### Dataset rows describing interfaces
=== Begin Enclosure ===
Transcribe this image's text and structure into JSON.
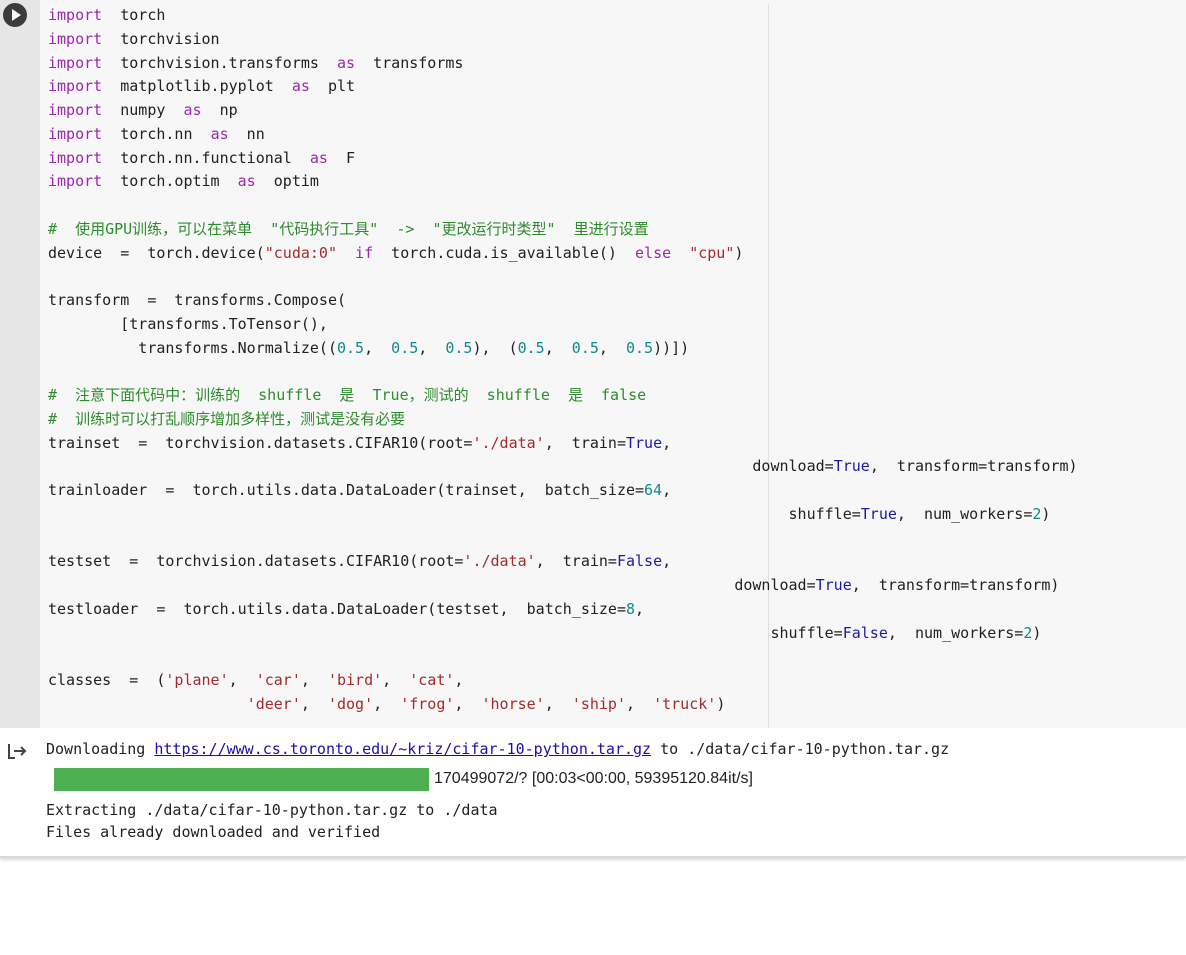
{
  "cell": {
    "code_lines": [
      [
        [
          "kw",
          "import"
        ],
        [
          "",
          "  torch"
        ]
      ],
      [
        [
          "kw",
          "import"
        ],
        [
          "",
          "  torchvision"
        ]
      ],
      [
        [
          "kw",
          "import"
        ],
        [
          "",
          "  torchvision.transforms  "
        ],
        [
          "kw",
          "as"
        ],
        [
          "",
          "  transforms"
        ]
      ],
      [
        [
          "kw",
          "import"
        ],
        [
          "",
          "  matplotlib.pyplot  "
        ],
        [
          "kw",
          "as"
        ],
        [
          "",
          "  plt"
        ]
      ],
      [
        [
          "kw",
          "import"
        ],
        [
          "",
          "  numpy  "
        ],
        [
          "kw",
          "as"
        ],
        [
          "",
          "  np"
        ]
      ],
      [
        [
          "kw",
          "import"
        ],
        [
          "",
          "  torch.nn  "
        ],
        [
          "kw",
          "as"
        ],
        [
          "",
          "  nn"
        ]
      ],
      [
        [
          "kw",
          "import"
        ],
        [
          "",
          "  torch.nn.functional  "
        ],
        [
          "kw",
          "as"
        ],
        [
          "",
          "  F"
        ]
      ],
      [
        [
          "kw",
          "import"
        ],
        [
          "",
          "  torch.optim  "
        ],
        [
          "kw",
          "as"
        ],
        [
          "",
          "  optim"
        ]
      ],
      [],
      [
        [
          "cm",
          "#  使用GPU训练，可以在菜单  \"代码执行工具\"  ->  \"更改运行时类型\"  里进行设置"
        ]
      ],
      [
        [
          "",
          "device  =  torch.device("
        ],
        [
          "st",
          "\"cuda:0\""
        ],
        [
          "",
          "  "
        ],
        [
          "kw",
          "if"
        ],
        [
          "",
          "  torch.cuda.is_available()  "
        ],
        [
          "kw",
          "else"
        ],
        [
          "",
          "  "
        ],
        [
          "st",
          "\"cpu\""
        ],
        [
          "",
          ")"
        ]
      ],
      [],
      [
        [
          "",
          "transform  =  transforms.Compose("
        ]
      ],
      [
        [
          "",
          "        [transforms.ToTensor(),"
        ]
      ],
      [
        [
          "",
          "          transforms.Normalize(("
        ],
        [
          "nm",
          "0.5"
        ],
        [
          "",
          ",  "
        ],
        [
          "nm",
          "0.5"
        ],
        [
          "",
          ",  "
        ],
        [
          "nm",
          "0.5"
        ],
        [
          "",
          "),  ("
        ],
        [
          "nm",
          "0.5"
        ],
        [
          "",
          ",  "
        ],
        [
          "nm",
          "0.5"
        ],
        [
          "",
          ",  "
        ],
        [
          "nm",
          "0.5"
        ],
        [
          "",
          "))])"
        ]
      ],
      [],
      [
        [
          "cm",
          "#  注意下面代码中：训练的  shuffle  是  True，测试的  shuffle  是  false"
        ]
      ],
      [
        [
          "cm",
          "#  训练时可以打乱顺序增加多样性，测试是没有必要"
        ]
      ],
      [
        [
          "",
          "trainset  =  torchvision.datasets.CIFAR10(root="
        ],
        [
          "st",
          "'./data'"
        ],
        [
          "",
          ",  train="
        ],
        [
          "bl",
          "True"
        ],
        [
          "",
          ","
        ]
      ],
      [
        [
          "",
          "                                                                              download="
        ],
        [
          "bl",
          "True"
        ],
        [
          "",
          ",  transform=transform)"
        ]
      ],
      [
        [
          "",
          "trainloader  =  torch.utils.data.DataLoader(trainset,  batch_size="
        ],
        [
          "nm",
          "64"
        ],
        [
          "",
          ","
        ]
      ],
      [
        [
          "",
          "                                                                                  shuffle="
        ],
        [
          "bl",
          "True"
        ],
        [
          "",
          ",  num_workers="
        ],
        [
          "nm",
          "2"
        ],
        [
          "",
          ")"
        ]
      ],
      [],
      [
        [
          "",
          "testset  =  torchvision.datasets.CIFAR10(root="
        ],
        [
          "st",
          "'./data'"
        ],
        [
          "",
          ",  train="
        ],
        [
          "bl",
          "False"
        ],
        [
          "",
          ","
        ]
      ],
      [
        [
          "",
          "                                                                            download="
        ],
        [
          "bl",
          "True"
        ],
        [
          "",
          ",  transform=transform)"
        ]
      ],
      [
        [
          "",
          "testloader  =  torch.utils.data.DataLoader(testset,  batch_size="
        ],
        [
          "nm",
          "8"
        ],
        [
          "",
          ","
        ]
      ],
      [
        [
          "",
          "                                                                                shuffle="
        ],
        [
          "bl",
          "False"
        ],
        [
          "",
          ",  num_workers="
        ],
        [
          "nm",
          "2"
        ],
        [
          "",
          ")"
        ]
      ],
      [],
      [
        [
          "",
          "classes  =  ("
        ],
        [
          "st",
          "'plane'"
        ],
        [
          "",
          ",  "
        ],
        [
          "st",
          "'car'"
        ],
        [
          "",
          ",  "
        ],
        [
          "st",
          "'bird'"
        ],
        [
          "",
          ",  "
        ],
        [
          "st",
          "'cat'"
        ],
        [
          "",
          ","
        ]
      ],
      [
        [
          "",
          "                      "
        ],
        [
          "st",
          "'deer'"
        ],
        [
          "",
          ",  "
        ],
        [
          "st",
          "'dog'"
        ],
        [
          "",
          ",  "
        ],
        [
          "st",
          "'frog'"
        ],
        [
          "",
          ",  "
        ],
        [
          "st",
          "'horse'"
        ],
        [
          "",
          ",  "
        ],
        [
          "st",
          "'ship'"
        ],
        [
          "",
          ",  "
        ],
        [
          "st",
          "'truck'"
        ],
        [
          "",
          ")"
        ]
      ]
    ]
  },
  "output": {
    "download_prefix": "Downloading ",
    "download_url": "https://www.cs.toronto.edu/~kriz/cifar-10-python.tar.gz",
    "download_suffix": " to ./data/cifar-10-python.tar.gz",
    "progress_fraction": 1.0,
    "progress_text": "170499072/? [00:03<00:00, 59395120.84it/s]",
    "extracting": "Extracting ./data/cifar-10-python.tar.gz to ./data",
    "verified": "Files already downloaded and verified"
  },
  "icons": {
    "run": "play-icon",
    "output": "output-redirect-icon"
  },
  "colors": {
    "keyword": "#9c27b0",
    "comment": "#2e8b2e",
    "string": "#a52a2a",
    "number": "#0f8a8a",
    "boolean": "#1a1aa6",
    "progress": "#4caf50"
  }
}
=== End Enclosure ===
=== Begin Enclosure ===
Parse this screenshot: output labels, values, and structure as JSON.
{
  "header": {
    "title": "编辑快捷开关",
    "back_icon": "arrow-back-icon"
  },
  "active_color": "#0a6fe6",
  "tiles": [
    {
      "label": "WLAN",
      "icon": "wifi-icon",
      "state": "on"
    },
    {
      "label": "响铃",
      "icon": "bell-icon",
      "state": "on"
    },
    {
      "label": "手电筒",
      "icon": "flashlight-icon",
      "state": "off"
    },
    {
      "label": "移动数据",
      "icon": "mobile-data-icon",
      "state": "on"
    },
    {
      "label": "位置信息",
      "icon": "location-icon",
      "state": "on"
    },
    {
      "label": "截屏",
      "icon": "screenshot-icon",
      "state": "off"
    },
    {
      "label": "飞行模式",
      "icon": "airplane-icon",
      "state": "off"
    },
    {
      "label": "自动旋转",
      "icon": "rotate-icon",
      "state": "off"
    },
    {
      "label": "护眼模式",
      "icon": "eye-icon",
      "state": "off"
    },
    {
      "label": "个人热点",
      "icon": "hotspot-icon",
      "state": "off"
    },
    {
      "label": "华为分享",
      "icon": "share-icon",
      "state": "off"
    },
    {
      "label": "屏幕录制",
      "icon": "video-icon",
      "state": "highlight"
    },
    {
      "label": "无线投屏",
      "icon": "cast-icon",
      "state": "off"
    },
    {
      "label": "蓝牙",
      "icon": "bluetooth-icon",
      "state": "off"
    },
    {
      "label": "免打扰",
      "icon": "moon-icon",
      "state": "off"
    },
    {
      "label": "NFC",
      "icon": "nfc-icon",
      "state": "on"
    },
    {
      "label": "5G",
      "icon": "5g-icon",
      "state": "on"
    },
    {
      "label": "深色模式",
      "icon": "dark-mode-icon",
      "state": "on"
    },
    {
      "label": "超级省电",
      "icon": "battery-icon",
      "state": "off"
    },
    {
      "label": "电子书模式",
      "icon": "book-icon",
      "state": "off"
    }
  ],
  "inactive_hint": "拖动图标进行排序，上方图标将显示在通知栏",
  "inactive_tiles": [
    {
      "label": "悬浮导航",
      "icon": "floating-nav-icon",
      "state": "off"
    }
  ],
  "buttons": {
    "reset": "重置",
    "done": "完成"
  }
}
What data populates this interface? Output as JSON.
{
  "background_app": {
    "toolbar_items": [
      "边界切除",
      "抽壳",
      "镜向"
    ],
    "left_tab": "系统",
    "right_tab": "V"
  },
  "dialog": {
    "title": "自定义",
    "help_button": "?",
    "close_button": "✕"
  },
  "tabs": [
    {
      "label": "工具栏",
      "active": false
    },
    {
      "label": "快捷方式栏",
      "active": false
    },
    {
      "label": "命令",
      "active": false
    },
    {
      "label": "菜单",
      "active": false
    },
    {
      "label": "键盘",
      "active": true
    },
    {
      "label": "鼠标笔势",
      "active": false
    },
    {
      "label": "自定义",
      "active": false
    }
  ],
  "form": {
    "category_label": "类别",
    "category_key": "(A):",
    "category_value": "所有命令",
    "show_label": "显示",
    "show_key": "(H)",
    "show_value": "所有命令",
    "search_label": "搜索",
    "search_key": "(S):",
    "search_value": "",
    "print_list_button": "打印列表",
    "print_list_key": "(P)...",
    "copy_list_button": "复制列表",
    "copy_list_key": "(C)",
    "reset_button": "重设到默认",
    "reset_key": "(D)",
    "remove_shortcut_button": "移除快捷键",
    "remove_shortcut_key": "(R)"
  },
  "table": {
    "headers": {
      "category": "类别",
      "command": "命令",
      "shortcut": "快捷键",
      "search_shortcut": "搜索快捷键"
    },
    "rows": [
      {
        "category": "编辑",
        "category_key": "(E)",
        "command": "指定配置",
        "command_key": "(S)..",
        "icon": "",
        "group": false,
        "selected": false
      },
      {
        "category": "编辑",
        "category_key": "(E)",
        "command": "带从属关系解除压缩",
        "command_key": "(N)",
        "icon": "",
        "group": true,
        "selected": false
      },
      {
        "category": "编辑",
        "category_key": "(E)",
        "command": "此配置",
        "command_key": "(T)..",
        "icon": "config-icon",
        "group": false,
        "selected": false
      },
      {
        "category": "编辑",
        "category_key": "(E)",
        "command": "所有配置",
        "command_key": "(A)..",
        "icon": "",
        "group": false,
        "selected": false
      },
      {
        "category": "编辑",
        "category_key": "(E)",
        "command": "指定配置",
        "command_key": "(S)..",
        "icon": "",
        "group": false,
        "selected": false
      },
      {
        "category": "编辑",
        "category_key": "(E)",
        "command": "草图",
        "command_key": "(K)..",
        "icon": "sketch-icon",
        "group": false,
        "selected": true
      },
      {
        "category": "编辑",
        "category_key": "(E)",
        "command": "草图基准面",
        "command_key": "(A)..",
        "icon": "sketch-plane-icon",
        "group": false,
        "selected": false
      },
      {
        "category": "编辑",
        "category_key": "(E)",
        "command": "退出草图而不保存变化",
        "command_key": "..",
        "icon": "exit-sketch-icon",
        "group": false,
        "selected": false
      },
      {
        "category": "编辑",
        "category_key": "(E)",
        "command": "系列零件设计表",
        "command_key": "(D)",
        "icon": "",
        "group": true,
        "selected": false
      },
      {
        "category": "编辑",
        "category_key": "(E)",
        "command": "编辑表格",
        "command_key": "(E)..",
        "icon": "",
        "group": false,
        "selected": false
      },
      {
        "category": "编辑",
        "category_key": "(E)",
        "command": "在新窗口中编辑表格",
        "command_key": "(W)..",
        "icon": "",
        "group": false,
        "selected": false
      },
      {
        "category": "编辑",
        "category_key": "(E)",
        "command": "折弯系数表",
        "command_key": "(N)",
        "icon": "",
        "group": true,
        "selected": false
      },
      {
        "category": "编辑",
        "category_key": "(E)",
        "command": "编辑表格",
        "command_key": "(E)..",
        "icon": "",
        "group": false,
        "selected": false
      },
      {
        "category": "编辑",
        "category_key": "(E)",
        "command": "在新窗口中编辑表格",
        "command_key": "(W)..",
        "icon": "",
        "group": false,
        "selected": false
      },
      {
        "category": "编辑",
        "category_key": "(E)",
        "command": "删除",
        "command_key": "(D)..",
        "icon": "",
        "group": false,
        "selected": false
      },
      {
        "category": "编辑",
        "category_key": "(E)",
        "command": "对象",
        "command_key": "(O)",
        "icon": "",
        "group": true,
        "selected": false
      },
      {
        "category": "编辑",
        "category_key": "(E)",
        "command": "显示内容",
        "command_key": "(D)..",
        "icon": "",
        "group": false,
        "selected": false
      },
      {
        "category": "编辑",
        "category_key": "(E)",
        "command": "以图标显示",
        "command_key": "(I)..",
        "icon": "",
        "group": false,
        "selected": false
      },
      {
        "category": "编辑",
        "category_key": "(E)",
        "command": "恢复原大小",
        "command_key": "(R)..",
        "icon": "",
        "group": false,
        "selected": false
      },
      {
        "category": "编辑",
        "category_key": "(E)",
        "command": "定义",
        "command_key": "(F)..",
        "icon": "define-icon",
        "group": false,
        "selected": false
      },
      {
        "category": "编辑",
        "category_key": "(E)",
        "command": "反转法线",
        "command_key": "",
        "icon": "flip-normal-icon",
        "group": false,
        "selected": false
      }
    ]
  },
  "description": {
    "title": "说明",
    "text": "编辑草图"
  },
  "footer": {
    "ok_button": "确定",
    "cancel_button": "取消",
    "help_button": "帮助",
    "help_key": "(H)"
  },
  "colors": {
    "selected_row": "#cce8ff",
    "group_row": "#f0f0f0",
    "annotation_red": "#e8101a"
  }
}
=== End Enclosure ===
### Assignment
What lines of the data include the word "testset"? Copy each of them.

### Task solution
          "testset  =  torchvision.datasets.CIFAR10(root="
          "testloader  =  torch.utils.data.DataLoader(testset,  batch_size="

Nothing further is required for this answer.